Mathematics Stack Exchange is a question and answer site for people studying math at any level and professionals in related fields. It's 100% free, no registration required.

The conditions of the comparison sum state that if $0\le a_n\le b_n$

  • and if $b_n$ converges, then $a_n$ also converges
  • and if $a_n$ diverges, then $b_n$ also diverges.

I'm not sure how to go about this question though - do I try and show that it is greater than $1/n$ and so diverges?

share|improve this question
    
you're on the right track. –  user31280 Nov 19 '12 at 0:48
    
@FOlaYinka I can't seem to show that the given series is greater than 1/n though. –  Mathlete Nov 19 '12 at 0:49
    
Equivalently: (n^2+1)/(n^3+2) - 1/n > 0. –  Charles Nov 19 '12 at 0:54

5 Answers 5

up vote 1 down vote accepted

Hint: I assume that we are starting at $n=1$. Show instead that your terms are $\ge \dfrac{1}{3n}$. This is not hard, since $2\le 2n^3$.

Showing that the $n$-th term is $\ge \dfrac{1}{3n}$ is plenty good enough to show divergence, and uses only crude inequalities.

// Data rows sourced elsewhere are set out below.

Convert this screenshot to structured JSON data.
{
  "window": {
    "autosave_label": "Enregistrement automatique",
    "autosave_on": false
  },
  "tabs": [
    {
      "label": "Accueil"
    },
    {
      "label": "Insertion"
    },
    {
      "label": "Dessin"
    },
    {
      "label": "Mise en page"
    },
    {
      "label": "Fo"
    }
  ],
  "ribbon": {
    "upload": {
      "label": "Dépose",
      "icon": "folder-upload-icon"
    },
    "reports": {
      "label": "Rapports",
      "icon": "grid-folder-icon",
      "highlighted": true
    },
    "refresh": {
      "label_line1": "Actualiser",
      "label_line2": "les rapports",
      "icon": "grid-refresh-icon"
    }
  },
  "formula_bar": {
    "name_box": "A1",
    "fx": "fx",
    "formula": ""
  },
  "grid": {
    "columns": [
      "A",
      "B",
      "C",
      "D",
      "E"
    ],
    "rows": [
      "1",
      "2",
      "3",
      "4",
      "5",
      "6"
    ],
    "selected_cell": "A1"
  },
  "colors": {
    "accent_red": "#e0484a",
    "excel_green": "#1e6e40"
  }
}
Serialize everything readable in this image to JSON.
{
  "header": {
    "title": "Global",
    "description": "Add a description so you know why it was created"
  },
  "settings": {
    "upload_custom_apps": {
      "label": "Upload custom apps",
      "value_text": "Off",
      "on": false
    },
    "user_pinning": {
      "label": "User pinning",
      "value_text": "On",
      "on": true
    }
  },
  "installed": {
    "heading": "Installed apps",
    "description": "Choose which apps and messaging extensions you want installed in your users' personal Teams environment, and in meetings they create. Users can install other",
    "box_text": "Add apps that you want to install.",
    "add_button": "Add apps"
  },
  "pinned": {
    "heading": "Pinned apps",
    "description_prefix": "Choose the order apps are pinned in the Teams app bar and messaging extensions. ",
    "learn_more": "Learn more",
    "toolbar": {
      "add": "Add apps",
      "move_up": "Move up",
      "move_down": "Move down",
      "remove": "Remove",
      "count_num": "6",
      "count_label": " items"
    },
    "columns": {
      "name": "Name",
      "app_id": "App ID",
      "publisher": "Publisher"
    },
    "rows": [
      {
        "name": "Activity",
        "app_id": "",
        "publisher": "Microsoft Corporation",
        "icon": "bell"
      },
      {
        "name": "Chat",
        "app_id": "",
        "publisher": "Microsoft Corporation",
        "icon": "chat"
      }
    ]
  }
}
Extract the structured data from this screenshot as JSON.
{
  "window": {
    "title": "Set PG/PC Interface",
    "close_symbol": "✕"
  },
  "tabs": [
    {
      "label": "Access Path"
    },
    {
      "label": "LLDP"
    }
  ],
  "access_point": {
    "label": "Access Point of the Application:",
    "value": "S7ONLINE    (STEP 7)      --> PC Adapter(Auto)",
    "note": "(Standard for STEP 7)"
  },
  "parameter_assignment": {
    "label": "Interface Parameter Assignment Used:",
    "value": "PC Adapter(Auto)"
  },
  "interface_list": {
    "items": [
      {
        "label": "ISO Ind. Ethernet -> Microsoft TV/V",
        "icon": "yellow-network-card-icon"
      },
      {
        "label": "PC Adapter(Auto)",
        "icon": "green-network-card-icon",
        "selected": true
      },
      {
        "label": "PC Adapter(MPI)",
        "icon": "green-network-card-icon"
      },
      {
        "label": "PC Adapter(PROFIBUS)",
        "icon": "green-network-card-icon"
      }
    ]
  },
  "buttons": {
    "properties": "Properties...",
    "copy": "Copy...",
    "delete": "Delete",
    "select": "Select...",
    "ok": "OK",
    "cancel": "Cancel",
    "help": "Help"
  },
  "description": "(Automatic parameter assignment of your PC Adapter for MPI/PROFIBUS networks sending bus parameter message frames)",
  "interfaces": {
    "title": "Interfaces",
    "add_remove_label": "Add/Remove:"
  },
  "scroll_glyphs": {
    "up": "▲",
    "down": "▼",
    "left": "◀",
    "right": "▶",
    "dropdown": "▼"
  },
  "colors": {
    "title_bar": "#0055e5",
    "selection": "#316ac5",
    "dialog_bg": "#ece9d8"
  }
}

share|improve this answer
    
Yes, from n=1 to n=infinity, I'm still getting to grips with LaTex sorry. –  Mathlete Nov 19 '12 at 0:58
    
Would you start with the n-th term - 1/3n => 0 ? –  Mathlete Nov 19 '12 at 1:02
    
That does not help prove divergence. The point is that since $\sum\frac{1}{n}$ diverges, so does $\sum k\frac{1}{n}$ for any non-zero constant $k$. Here $k=\frac{1}{3}$. –  André Nicolas Nov 19 '12 at 1:04
    
I understand the principle of the comparison test, I'm just having trouble with the inequalities. How would I begin to show that the n-th term is greater than or equal to 1/3n? –  Mathlete Nov 19 '12 at 1:05
    
Numerator is $\gt n^2$. Denominator is $\le n^3+2n^3=3n^3$. Therefore ratio is $\gt \frac{n^2}{3n^3}$. –  André Nicolas Nov 19 '12 at 1:07

$$\frac{n^2+1}{n^3+2}\geq\frac{n^2}{2n^3}=\frac{1}{2n}\Longrightarrow \sum_{n=1}^\infty\frac{n^2+1}{n^3+2}\,\,\,\text{diverges}$$

share|improve this answer

$\frac{n^2+1}{n^3 + 2} > \frac{n^2+1}{n^3 +n}$

for $n>2$

$\frac{n^2+1}{n^3+2} > \frac{n^2+1}{n(n^2+1)} = \frac{1}{n}$

$\frac{1}{n}$ is the harmonic series and is divergent. Hence said function is divergent.

share|improve this answer

In fact, it is eventually greater than $\frac 1n$ as you can see by dividing through by $n^2+1$, getting $\frac 1{n-\frac 1n+\frac 2{n^2+1}}$. But it might be easier to prove it is greater than $\frac 1{2n}$, which also diverges.

share|improve this answer

Note that if $0\le 2a\le b$ then $\cfrac {a+1}{b+2}\ge\cfrac ab$, since we have that for $n\ge 2, \ n^3\ge 2n^2$, then $$\sum_{n\ge 0}\cfrac{n^2+1}{n^3+2} =\cfrac 12+\cfrac 23 +\sum_{n\ge 2}\cfrac{n^2+1}{n^3+2} \ge \cfrac 76 +\sum_{n\ge 2}\cfrac{n^2}{n^3} = \cfrac 76 +\sum_{n\ge 2}\cfrac 1n \quad\text{ which diverges}$$

share|improve this answer

Your Answer

 
discard

By posting your answer, you agree to the privacy policy and terms of service.

Not the answer you're looking for? Browse other questions tagged or ask your own question.